The rise of anti-immigration legislation was the hot-button topic of discussion this afternoon at the inaugural Law and Liberty Lecture series hosted by The American Civil Liberties Union of Idaho.
Tanaz Moghadam, part of the ACLU litigation team challenging Arizona’s controversial SB 1070 law imposing tight restrictions on undocumented workers and their families, led the first lecture.
“When the [Arizona] law was passed in 2010, my team at the ACLU decided to put our minds together and try to file a suit to prevent this law from going into effect,” said Moghadam.
The midday lecture included a primer of the U.S. government's role in immigration laws. According to Moghadam, the government "was working hard to further restrict" the rights of non-citizens in the United States, making it easier to deport them.
“The states are doing something in the backdrop of the increasing rigor of federal enforcement,” Moghadam said. “In fact, under the Obama administration—a Democratic administration that claims to be more favorable to immigrants—there have been record deportations in the last few years, even exceeding the Bush administration.
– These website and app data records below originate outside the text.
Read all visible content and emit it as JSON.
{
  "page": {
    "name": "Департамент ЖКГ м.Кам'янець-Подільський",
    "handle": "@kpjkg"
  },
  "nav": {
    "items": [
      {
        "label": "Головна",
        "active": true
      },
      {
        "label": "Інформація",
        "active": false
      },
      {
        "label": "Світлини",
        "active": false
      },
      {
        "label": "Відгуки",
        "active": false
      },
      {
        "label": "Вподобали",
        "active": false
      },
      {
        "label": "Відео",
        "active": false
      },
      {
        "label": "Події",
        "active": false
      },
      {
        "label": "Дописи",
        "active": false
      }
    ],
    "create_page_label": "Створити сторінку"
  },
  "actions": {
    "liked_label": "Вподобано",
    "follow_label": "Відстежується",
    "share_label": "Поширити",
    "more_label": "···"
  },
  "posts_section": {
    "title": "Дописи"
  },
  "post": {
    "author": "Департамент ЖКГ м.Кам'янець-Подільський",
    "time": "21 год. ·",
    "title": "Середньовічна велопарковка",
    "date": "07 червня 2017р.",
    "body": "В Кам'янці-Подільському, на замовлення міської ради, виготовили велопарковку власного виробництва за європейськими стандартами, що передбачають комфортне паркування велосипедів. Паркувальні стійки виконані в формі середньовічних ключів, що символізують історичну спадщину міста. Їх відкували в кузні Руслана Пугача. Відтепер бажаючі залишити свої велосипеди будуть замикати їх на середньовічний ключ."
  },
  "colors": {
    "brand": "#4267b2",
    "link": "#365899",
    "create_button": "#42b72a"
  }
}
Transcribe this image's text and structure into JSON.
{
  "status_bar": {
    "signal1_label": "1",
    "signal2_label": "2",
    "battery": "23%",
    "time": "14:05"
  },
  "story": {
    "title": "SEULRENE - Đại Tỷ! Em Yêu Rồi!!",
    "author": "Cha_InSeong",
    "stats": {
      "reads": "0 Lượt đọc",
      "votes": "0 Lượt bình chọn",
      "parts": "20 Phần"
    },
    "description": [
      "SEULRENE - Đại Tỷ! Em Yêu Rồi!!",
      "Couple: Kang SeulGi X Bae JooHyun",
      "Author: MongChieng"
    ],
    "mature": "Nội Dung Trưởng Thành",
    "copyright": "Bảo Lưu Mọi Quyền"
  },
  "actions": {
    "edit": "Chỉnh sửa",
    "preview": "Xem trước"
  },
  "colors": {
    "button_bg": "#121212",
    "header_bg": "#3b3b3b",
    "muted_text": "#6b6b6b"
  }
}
So more people are being thrown out of the country than ever before.”
Arizona was among the first states to pass what Moghadam called an "omnibus bill" on immigration.
“Most significantly, they are starting to criminalize different conduct that relates to immigration, so they are creating new crimes that relate to immigration that the federal law never has,” said Moghadam.
In 2011, 25 states had considered similar broad sweeping omnibus laws to that of SB 1070. Only five states— Alabama, Georgia, Indiana, South Carolina and Utah, ended up passing variations of Arizona’s law. All of these laws are now being challenged in the courts, in differing forms.
“The same goes with Arizona. Most of its provisions have been blocked pending this long process of judicial review,” said Mogahadam.
Concerns of those in attendance at the lecture included the logistics of anti-immigration ordinances, as well as the cost to implement and defend such laws. According to Moghadam, the litigation costs "are remarkable and the costs of detaining immigrants are even higher." She said every year nearly 400,000 people are being held just for immigration purposes.
“It is easy to vilify immigrants when things are down and there is a recession as there is now,” said Moghadam. “There is a lot of scapegoating going on, and I don’t think it is a coincidence that as the economy here has turned, it has really correlated with the rise of these laws.”
The controversial topic of immigration in Idaho moves into the spotlight Wednesday, June 16, when the American Civil Liberties Union of Idaho launches its Law and Liberty Lecture Series. The three-part series—each offered as a midday one-hour panel discussion—will highlight hot button civil-rights topics.
“We chose topics that are relevant civil-liberty topics that we see going on nationally and locally,” said Monica Hopkins, ACLU executive director. “With immigration rights, we are talking specifically about the legal issues surrounding [Arizona's] Senate Bill 1070.”
ACLU fellow Tanaz Moghadam will lead the first lecture, considering Arizona's controversial strict, anti-immigration law.
“She has expertise in that area and will talk for around 45 minutes and then there will be a question-and-answer session to have more of a discussion,” Hopkins said.
The new year may see a new lawsuit by the American Civil Liberties Union against Canyon County over unsanitary and overcrowded jail conditions.
ACLU of Idaho Executive Director Monica Hopkins told the Idaho Press Tribune that her organization is poised to drag Canyon County back into court after new complaints of overcrowding and other problems.
The county was sued in 2009 for the same problems, but a two-year consent decree was mediated with county officials promising to fix the problems. The decree expires in January.
Dana Maxfield, Canyon County's Jail Security Services administrator, told the Press Tribune that the new allegations of overcrowding are false and any maintenance problems are fixed properly.